Finally, Iâ€™ve set foot in one of the countryâ€™s hidden gems. I was on assignment in Calayan Island in the Babuyanes and in between, I got to enjoy this piece of paradise in this part of the Philippines. Though it was just a few days, it was very memorable. I’m planning a longer trip later this year. There are two things that strongly comes to mind when Calayan town is mentioned: the row of Bitaog trees in one of its streets and the pieces of corals, shells and small pebbles sloping at an incline that makes for its beach.
The bitaog trees are just beautiful to look. Not as graceful as eucalyptus trees but I like its thick base, then the spread of its branches and leaves. In Calayan, these were planted by the parish priest decades ago and provides a good shade for the townspeople during hot days. Students from the nearby high schools usually sit underneath.
For the beach, its a varied landscape, from rocks to craggy formations, broken corals, white and fine sandy beaches to pebbly with shards of shells and corals blanched by the sun. It provides a different feel to the feet and walking can sometimes be too slow. But then, looking at the beach from the distance, it’s really beautiful.
There are really no piers in Calayan. Cargo vessels and lampitaws (motorized pump boats) just dock at the beach. During noon or afternoon, its not unusual to see these boats anchored and pieces of cargo being strewn along the pebbly coastline. Most of the island’s supply, from hardware goods, fuel, to merchandise, and anything beyond seafood and meat is done this way.
The main town of Calayan is just like any other small town in the country. A third class municipality, its streets are clean and quiet except when electricity, which is only available from 1800H – 0000H, runs. Households become lighted, TVs spring to life and the occasional videoke breaks the silence of the night. And it can go on till just before midnight.
When the light do is out, expect the kinki or kerosene lamp to come out. When I saw this one at the homestay where we stayed, I was quite amused. It’s been ages since I’ve seen this one. Other houses do have their own solar powered batteries and/or generators.

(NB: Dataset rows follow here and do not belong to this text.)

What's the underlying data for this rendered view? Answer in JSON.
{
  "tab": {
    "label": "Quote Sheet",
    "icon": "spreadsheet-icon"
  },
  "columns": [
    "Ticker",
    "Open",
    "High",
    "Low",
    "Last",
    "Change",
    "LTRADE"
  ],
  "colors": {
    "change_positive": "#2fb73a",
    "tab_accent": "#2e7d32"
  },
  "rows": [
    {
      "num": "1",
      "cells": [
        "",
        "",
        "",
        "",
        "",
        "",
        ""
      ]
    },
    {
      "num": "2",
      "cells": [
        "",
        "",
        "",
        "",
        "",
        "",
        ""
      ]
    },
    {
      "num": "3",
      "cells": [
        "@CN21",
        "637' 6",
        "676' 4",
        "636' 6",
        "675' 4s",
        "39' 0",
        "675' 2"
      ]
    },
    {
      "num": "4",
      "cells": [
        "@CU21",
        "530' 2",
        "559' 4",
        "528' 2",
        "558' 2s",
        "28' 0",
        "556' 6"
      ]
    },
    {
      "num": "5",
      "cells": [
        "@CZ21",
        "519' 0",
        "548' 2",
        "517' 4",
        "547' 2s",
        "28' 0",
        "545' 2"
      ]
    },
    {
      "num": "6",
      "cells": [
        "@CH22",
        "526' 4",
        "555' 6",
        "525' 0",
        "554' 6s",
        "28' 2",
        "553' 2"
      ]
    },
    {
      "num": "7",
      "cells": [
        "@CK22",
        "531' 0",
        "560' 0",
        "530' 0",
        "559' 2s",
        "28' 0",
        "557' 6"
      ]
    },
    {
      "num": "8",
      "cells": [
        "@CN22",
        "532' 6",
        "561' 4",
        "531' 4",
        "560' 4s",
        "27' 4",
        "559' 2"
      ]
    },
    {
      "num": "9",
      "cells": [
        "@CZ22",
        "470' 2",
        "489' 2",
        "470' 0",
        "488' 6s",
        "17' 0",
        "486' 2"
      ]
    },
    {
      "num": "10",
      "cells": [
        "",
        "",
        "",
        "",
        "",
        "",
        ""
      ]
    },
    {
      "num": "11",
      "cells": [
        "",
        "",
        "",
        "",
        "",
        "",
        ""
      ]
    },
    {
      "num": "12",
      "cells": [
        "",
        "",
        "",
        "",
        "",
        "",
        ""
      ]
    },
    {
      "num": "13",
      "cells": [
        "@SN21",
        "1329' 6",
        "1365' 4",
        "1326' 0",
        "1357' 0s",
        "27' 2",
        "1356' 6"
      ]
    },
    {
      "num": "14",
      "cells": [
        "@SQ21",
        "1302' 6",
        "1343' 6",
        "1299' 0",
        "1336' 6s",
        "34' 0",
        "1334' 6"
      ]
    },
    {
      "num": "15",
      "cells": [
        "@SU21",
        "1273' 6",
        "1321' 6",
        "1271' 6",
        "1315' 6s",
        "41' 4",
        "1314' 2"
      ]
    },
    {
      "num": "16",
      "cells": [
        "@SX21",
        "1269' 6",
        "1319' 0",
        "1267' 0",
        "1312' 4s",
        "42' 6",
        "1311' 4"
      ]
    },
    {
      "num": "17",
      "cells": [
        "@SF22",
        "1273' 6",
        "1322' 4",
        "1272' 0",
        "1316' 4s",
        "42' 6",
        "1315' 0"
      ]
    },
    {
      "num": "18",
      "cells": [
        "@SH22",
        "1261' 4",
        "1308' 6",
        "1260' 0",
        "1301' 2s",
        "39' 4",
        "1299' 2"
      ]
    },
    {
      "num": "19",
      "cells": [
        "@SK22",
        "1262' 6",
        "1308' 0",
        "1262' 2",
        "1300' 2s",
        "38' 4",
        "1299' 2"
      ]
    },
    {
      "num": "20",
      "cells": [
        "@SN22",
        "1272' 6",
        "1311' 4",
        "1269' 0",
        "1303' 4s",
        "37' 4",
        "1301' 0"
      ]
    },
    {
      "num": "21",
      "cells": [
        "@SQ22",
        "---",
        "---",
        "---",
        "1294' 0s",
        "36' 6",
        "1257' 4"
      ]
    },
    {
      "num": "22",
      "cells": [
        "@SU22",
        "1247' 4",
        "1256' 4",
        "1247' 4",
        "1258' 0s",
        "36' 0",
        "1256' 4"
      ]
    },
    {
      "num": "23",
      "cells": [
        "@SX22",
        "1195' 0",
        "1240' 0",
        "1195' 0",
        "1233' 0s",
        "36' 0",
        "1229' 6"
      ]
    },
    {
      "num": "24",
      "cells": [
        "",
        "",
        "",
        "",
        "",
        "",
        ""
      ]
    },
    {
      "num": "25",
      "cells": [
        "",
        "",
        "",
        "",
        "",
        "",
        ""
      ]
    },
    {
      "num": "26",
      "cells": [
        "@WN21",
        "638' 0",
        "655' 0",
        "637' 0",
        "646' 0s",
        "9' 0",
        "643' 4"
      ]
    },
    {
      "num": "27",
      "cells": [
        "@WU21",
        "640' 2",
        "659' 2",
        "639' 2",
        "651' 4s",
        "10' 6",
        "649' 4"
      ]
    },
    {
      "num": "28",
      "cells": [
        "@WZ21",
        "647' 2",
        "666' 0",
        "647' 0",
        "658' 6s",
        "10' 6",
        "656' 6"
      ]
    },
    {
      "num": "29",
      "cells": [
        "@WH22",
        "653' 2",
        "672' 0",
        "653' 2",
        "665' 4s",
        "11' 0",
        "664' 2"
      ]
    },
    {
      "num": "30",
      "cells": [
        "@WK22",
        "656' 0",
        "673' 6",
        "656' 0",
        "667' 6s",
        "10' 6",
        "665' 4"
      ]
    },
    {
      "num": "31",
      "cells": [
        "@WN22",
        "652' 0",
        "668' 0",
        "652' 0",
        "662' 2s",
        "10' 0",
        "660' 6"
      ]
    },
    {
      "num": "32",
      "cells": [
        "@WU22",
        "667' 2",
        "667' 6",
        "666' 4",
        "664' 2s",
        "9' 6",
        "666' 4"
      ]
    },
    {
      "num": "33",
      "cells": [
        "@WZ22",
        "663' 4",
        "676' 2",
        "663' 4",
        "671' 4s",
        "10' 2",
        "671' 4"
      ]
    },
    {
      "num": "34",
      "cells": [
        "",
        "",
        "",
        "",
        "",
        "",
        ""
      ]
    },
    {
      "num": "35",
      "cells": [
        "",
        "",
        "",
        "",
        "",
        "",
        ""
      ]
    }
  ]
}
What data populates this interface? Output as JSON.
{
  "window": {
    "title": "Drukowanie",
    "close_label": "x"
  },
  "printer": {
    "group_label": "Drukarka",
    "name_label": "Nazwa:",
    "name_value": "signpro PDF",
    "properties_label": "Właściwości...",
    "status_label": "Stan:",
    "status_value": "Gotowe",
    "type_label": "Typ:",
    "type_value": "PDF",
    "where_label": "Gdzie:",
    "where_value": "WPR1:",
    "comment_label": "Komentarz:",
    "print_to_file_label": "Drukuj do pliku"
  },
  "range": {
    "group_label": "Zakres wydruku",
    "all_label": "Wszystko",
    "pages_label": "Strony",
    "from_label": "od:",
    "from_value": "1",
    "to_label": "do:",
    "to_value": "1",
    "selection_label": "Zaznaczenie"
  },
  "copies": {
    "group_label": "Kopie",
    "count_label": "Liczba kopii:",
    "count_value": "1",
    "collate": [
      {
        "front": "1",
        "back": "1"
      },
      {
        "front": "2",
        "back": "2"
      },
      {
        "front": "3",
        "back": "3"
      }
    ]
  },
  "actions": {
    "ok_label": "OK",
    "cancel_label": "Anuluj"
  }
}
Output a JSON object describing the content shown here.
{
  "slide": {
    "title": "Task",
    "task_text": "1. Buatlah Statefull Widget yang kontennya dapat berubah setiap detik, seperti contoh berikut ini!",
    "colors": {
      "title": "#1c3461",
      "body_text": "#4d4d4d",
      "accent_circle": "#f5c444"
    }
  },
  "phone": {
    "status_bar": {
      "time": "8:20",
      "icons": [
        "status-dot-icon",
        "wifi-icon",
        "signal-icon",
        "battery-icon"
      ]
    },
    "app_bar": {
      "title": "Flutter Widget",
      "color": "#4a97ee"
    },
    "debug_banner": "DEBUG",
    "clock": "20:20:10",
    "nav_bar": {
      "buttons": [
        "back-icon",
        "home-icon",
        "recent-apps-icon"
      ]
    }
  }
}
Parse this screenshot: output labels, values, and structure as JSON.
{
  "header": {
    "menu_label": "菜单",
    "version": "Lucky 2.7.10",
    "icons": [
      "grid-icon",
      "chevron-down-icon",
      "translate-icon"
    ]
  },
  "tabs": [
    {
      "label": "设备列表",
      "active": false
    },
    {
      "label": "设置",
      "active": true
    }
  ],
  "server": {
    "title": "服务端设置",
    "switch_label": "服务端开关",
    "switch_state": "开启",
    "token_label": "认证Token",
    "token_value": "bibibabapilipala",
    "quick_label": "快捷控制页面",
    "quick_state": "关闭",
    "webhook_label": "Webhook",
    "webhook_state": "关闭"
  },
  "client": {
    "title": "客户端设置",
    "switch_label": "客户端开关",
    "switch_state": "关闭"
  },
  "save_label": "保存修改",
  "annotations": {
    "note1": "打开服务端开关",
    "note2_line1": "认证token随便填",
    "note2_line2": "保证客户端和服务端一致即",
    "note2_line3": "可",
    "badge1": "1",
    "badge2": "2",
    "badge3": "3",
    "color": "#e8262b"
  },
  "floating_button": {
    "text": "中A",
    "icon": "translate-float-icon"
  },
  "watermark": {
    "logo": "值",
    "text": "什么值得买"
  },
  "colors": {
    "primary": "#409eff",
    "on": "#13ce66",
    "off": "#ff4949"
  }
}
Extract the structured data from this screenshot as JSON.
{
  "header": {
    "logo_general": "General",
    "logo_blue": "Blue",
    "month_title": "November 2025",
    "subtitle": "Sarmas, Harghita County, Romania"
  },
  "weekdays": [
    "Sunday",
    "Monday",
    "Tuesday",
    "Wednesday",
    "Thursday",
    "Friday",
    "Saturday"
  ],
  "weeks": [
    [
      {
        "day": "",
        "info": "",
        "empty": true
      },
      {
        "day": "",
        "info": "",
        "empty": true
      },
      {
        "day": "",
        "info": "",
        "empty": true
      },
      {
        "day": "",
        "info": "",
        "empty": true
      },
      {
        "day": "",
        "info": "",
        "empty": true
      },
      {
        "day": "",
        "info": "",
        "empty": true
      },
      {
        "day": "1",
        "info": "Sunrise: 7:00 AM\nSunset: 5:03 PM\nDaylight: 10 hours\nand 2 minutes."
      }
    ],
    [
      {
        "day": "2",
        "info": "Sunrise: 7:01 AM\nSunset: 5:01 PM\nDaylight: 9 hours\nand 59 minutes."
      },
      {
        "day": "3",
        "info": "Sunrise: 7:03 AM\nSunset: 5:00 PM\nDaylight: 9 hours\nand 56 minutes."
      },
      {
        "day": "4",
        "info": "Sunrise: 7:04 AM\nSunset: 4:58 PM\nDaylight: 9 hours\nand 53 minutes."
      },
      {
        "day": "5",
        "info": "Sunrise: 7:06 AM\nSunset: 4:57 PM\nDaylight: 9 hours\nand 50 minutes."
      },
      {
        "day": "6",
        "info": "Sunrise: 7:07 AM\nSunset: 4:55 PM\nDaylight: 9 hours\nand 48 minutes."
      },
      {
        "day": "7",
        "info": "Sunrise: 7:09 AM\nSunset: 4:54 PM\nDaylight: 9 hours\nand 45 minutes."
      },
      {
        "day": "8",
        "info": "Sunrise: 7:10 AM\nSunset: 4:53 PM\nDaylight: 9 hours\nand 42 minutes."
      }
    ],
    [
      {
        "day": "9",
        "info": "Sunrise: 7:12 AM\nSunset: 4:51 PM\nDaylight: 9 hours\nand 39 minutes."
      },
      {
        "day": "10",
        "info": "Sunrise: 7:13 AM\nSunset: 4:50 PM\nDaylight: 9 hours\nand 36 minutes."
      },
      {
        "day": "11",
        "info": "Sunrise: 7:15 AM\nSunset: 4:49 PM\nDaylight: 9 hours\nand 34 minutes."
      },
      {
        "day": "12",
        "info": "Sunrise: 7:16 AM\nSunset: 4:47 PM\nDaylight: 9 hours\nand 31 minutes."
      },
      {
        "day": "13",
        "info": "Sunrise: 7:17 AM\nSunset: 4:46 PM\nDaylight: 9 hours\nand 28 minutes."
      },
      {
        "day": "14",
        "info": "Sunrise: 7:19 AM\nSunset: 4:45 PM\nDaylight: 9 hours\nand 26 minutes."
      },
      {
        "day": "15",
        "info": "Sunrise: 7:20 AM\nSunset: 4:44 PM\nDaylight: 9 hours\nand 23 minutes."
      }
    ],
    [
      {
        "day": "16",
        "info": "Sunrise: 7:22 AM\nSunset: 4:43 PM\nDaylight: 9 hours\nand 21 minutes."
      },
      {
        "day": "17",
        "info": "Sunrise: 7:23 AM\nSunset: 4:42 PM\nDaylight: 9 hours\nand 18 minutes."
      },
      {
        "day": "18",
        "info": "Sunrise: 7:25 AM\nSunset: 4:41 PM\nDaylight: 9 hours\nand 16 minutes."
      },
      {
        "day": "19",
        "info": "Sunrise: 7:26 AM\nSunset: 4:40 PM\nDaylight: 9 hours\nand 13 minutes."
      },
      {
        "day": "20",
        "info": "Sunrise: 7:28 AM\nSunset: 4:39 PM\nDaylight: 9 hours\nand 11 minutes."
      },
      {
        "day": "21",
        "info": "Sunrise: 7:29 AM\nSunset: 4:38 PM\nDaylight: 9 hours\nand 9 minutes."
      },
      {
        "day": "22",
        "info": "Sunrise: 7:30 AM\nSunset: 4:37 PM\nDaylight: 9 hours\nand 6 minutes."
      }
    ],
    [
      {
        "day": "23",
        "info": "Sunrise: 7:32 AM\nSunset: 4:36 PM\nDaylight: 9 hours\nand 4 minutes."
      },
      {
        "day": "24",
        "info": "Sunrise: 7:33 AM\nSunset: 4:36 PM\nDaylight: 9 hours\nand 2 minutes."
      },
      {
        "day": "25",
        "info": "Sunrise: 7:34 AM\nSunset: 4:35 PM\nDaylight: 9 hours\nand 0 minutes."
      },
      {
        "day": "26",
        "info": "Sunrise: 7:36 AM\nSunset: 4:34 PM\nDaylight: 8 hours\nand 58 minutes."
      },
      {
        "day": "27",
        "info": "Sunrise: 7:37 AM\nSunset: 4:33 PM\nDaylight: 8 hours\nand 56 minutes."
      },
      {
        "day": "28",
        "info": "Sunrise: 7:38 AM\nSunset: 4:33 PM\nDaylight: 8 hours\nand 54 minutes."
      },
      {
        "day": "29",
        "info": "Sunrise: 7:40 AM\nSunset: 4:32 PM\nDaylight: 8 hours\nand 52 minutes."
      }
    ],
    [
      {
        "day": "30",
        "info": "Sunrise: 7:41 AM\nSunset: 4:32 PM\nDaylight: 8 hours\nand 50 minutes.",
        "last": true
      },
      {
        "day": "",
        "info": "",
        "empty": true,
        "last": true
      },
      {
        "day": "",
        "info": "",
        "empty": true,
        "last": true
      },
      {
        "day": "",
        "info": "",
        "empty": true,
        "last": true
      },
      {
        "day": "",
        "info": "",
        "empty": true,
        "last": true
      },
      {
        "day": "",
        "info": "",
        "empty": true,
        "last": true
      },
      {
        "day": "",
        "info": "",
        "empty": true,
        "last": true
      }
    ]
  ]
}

Main public transport is limited to tricycles but fewer and the kuliglig, field tractor converted with a cart attached at the back where goods and people are placed or sit, respectively. Here was also my first time to ride in such a contraption. Kind of slow and really ear deafening. Fishing and agriculture, especially rice, are the main means of livelihood.
Calayan town sleeps early, except those with the videokes. Most of the cement houses are concentrated at the vicinity of the town proper. A few hundred meters into the uncemented road in both directions, the environment start to look different, the bucolic side of Calayan, leading to the coves, the rugged coastline, forested hills and spectacular waterfalls.
Calayan is also the home of the endemic Calayan Rail (Gallirallus calayanensis ALLEN et al 2004), but I will post more about this one when I’ve actually seen one. I’m scheduling another longer trip this September 2011.